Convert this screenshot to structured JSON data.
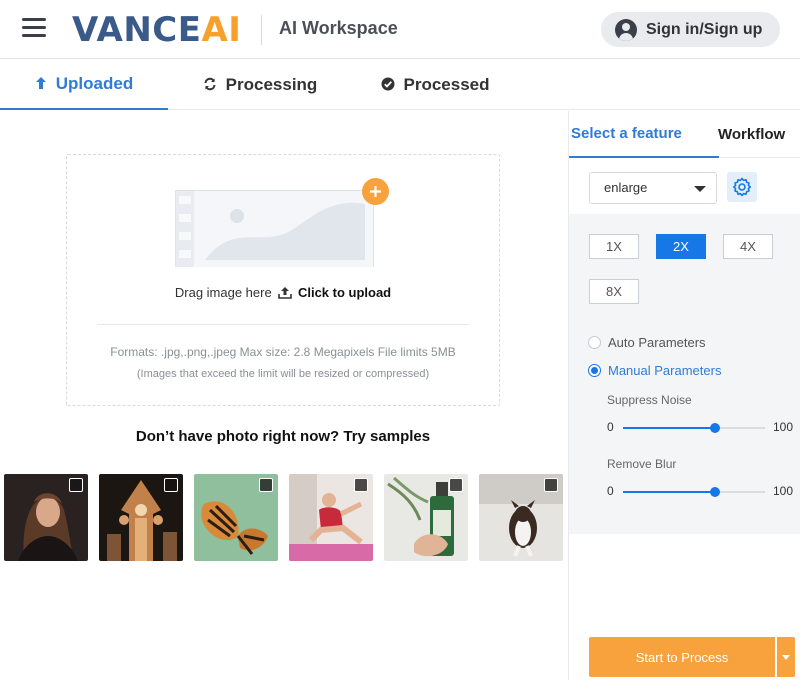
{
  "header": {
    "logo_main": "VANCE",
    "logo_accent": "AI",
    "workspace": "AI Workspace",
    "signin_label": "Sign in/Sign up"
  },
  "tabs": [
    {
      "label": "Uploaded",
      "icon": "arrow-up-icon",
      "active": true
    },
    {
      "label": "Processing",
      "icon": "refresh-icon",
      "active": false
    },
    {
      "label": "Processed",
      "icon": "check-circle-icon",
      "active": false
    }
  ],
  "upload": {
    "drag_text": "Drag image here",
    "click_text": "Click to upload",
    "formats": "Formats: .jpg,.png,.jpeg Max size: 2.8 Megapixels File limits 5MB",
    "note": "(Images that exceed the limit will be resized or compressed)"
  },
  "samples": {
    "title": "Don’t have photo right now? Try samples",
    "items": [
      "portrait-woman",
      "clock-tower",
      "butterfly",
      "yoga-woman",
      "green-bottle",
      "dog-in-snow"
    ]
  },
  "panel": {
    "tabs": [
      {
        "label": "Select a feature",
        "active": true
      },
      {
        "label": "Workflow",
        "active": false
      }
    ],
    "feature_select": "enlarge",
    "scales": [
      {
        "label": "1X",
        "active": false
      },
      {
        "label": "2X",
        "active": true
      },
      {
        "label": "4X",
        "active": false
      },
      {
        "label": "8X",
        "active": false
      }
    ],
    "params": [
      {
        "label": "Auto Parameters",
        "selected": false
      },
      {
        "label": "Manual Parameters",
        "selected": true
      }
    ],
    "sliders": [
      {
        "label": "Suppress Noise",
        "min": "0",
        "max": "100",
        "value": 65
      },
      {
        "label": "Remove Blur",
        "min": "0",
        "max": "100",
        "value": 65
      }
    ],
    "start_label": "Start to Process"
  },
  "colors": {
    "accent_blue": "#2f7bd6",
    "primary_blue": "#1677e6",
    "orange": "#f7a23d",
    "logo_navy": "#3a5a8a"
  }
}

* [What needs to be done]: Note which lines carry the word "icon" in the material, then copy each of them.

* [Output below]:
      "icon": "arrow-up-icon",
      "icon": "refresh-icon",
      "icon": "check-circle-icon",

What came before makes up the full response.